Object-oriented programming provides a clear and modular structure for creating programs. It uses abstraction to hide away implementation details so that users and fellow programmers can use the code without getting weighed down by details — all that matters is that the code takes a given input and outputs an agreed upon output. It is easy to maintain and modify existing code using the class structure. The easy adaptation of code makes object-oriented code a good way to approach making software libraries since the software can be easily manipulated to suit the needs of a given programmer. 
Some claim that object-oriented code takes longer to compile and that object-oriented programming can sometimes be complicated to follow along. Because many of the implementation details are hidden from users and other programmers who may be sharing your code, it is important to make your objects and classes as clear and intuitive as possible.

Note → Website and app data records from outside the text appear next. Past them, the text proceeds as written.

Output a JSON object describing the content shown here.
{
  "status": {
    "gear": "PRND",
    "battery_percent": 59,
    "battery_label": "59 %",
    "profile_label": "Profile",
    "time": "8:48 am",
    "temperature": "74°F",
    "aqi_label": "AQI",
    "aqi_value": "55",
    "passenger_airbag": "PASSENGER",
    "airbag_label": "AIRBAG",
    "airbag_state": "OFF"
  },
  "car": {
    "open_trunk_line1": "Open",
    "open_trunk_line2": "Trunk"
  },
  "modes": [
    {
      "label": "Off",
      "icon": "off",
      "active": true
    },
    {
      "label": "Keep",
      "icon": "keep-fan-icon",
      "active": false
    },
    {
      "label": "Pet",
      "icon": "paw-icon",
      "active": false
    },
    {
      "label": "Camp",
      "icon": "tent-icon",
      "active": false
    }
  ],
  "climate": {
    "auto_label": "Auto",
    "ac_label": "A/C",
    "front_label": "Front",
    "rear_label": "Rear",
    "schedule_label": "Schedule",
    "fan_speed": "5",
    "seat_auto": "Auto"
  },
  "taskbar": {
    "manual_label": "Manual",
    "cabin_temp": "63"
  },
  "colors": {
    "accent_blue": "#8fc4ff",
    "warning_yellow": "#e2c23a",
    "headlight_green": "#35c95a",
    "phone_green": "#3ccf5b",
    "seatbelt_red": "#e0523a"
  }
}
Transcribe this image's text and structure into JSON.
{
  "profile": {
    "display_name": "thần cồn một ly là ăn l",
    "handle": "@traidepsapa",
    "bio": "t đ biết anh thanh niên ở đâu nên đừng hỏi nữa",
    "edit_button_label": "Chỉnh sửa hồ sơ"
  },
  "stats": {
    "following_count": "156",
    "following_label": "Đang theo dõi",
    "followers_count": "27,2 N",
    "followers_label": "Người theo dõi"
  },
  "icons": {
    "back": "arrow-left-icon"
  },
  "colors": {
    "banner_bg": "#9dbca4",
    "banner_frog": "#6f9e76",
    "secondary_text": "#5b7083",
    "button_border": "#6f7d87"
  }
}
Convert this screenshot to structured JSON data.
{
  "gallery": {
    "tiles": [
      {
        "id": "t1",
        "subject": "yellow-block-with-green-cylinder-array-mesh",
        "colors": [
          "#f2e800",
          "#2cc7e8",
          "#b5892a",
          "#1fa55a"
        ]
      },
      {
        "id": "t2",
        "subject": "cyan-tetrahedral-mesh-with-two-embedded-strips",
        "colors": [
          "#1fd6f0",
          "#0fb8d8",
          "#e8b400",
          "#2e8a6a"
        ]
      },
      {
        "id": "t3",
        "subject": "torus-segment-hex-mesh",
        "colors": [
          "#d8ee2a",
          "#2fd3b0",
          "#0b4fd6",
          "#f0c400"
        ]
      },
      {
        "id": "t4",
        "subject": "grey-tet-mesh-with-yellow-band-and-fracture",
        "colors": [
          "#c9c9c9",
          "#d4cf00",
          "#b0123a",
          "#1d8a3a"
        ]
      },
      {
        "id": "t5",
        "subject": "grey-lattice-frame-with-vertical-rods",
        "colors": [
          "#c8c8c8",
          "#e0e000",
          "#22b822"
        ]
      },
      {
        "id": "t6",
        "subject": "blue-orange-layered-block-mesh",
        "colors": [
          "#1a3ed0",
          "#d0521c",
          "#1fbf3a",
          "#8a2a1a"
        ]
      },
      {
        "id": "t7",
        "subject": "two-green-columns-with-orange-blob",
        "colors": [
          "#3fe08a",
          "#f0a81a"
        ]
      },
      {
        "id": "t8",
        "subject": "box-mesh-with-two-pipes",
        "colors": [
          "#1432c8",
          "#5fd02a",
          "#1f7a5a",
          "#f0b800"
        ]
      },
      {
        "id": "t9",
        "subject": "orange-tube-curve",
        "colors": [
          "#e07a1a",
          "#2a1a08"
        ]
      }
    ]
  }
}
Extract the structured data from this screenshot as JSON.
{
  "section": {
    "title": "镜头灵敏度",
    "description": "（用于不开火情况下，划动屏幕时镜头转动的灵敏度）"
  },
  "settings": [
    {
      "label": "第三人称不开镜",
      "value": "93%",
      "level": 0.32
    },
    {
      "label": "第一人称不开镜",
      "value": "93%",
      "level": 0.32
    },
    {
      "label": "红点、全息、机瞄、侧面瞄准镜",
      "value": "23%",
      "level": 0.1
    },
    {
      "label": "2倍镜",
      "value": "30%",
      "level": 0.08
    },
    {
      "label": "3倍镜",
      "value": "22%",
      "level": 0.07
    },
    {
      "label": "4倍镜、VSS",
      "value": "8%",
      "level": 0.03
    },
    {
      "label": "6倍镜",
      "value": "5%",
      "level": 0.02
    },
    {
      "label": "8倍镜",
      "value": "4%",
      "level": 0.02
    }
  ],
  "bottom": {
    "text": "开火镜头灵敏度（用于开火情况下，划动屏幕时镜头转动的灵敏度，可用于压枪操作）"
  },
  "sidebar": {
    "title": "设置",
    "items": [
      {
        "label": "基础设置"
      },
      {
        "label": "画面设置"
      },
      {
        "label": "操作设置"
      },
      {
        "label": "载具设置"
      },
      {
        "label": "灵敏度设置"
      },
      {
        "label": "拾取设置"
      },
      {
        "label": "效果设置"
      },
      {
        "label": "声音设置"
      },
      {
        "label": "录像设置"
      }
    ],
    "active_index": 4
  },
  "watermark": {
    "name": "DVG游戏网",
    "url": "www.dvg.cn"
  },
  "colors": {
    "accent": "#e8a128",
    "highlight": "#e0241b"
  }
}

Basic Programming Pages
- , m. CPT-Object-Var-Proc. Retrieved June 13, 2016, from https://en.wikibooks.org/wiki/File:CPT-Object-Var-Proc.svg
- Goodall, J. Steve Jobs in 1994: The Rolling Stone Interview. Retrieved June 12, 2016, from http://www.rollingstone.com/culture/news/steve-jobs-in-1994-the-rolling-stone-interview-20110117
- , P. CPT-OOP-interfaces. Retrieved June 13, 2016, from https://en.wikibooks.org/wiki/File:CPT-OOP-interfaces.svg
- , s. Object Oriented Programming Concepts. Retrieved June 14, 2016, from http://www.codeproject.com/Articles/27775/Object-Oriented-Programming-Concepts